NOTE! BrowserStack Selenium tests may require setting a Jest timeouts (default is 5s). This is especially true for connecting and disconnecting which tends to be time consuming process. I would advise something around 10-15s.

If you clone example repository initiate BrowserStackLocal with test/ directory inside --folder argument and then run yarn test:manual to view the results.

Here is the test code described above

3. Automate BrowserStackLocal connection

Going further, it's time to go for more automated/autonomous approach. If you don't want (and probably you should not) to implement NodeJS wrapper for ./BrowserStackLocal, use the official one browserstack-local-nodejs. This package will handle the download of approperiate binary files for you and can serve as an interface between your tests and the BrowserStackLocal executable.

To be honest I don't like the browserstack-local-nodejs package at all (callbacks, hard to debug, unused variables and more), but since this the official BrowserStack repository, we can hope that it will be maintained.

Let's continue with examples.

Here is how you may wrap start and stop methods from browserstack-local-nodejs to make them work with my beloved async/await syntax.

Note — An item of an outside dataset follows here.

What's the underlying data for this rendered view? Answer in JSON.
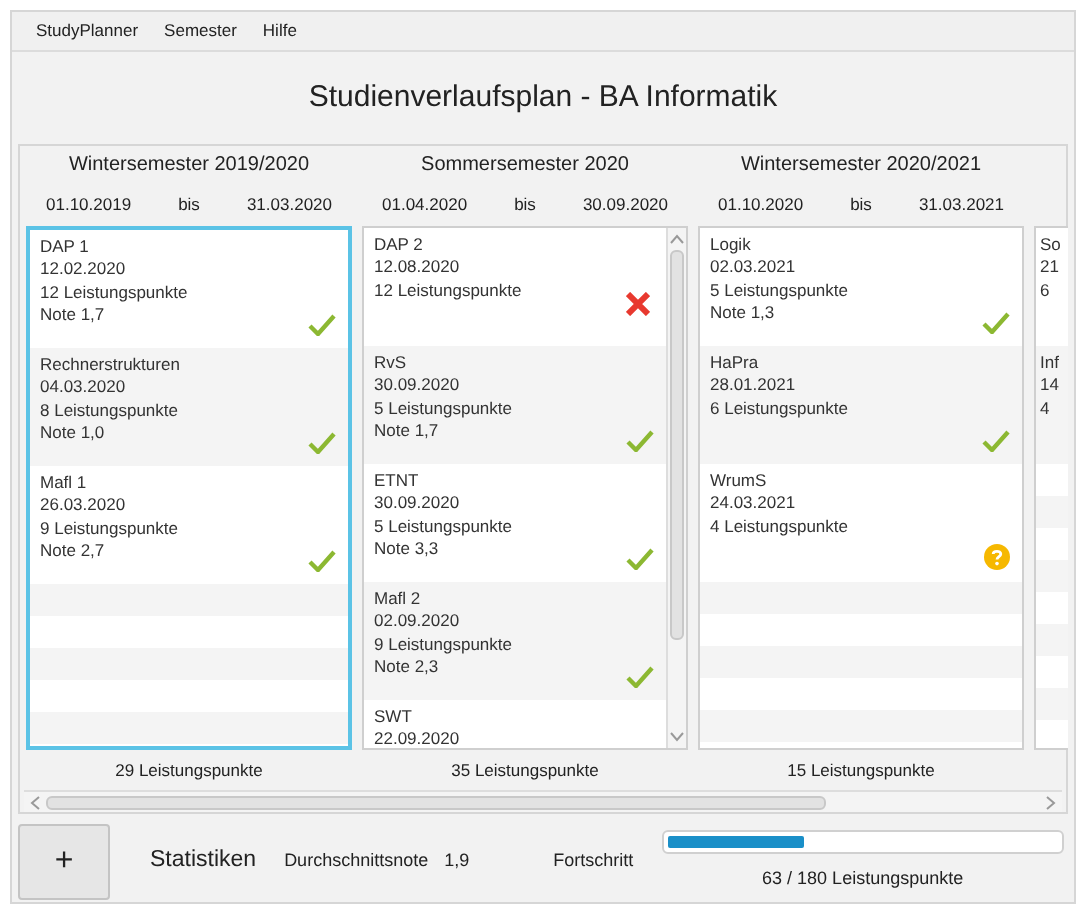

const connect = async () =>
  new Promise((resolve, reject) => {
    local.start(BrowserStackLocalArgs, error => {
      if (error) {

const disconnect = async () =>
  new Promise((resolve, reject) => {
    local.stop(function(error) {
      if (error) {


Now you can use await start() and await stop() which is much more convenient. Don't forget to initialize browserstack-local-nodejs first, with:

const local = new browserstack.Local();

and set approperiate args for executable with:

const BrowserStackLocalArgs = {
  // verbose: true,
  onlyAutomate: true,
  // eslint-disable-next-line
  folder: __dirname,

Then connect with BrowserStack by awaiting for start() function. You should do this before running the webdriver. Here's how beforeAll() looks like for your tests:

beforeAll(async () => {
  try {
    // BrowserStackLocal has to be ready before webdriver initialization
    await start();
    driver = new webdriver.Builder()

    await driver.get(
  } catch (error) {
    console.error("connetion error", error);
  // IMPORTANT! Selenium and Browserstack needs more time than regular Jest
}, 10000);

The tests should not require any changes. Remember about disconnecting from BrowserStack after finishing tests. You can do it with:

afterAll(async () => {
  try {
    await driver.quit(); // ~ 11 s !
    await stop(); // ~ 3 s
  } catch (error) {
    console.error("disconnection error", error);
  // IMPORTANT! Selenium and Browserstack needs a lot of time!
}, 20000);

NOTE! At least in my case the disconnection after testing takes really long, which is why I set 20 seconds as a afterAll timeout.

NOTE! If the waiting time is too short, you'll probably run into this message: Jest did not exit one second after the test run has completed. When it appears, check your system process/task manager and kill BrowserStackLocal process(es) which may not close/stop correctly.

This is it. If you have any questions do not hestitate to ask and check out a sample repository that should help you a lot (I hope).

If you clone example repository just run yarn test:automate to view the results.

Here is the test code described above

In the part 2 of this "series" I will present a way to run tests for many browsers and OSes at once, see